Mention one name…Mean Joe Greene and some will tell you about how he would play on the field, recounting times they saw him play. Others may only know him through the coca cola commercial where an angry and hurt football player returned a kind gesture of a small boy who offered up a coke, by throwing him his jersey. For those of us, who were old enough to see him play, we would argue he is probably one of the best defensive linemen in the history of the NFL. For others, well, his is a name of legend and lore.
Greene, drafted from the North Texas State University (now the University of North Texas), in 1969 by the Pittsburgh Steelers, went on to be a dominant force on a defense that had earned the name “the Steel Curtain”, one of the best defenses in NFL history. During his career, exclusively with the Steelers, he would play 181 games, accumulate 78.5 sacks and one interception. He would also accumulate four Superbowl rings and be enshrined in the NFL Hall of Fame.
After retirement as a player, Greene would go on to being a coach for the Pittsburgh Steelers, Miami Dolpins and the Cardinals, returning back to the Steelers organization as a special assistant for player personnel.
This past Thursday, on the South Lawn of the White House, the Steelers players and management met with the President of the United States for the second time in the past five years. Mean Joe Greene was among the individuals who was there when Steelers President Art Rooney III presented the President of the United States with a Steelers jersey, the number 44 on his back. It would be his second meeting with a sitting president if the past decade.
Come the beginning of the season, when the Steelers who were members of the 2008-09 team, are presented with their rings from SB XLIII, the former defensive tackle for the Steelers will be on hand to receive his, making him the only player in the NFL to have accumulated six super bowl rings.

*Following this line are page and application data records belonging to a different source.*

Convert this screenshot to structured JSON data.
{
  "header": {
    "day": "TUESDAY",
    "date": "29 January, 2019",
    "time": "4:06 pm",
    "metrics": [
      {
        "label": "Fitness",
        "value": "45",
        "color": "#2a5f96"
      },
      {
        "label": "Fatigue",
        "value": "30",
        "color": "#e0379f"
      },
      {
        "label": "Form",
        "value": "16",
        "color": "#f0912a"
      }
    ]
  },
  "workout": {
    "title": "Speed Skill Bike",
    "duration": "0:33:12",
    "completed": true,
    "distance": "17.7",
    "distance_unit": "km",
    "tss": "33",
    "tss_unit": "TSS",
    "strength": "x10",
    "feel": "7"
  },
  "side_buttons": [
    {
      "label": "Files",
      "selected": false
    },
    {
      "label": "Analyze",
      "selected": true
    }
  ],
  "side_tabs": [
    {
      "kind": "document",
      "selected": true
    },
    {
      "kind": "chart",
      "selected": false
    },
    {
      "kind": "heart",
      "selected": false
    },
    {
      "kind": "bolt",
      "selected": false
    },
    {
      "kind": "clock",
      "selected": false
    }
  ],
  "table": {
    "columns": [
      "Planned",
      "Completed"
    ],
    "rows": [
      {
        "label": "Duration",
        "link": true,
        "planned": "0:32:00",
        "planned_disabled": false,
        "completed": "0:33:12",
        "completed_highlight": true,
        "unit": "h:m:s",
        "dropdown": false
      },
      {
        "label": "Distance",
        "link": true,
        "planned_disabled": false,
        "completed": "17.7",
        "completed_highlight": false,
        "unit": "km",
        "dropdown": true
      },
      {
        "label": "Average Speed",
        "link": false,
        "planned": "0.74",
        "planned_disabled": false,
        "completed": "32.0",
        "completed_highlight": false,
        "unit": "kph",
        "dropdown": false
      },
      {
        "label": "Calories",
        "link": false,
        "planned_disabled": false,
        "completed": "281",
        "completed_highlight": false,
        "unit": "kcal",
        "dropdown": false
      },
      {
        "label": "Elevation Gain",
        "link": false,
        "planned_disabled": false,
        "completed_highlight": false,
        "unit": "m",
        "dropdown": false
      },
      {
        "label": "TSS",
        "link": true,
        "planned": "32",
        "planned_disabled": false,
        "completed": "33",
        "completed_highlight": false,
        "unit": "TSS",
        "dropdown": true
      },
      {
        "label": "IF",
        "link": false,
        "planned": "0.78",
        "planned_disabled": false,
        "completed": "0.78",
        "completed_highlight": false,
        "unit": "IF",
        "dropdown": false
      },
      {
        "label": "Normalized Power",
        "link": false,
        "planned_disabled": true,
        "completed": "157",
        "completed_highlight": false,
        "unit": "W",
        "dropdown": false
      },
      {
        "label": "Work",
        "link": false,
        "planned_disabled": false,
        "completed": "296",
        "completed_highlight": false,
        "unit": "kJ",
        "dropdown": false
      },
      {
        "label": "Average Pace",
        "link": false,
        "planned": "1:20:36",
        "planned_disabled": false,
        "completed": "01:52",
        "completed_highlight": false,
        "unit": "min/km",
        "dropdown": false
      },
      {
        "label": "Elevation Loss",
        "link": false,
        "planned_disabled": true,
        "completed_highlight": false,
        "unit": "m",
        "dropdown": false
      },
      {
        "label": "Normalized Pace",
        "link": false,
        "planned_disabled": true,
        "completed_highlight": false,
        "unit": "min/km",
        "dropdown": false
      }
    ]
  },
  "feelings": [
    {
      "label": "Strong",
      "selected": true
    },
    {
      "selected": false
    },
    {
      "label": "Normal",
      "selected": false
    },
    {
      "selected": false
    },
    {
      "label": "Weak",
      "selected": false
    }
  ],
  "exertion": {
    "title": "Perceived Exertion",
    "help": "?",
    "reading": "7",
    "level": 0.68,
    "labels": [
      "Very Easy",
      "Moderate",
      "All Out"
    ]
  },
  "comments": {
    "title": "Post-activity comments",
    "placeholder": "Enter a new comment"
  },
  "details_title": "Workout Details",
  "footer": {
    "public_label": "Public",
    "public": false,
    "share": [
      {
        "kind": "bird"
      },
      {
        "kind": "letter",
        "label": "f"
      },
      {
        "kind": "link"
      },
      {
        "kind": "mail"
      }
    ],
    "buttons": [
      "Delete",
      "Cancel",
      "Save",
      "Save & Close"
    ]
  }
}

This season, when many players, to include Hines Ward, Ike Taylor, James Harrison and Heath Miller, are looking to cement deals that would allow them to retire as a Steelers player, Greene’s sixth super bowl ring, represents, not only a great history of a franchise, but also the loyalty that the team and management inspires with it’s players and their fans.
For those who argue that there is no loyalty anymore, I just have to argue, you’re not looking deep enough.
News source: Pittsburgh Post Gazette, Sunday, May 31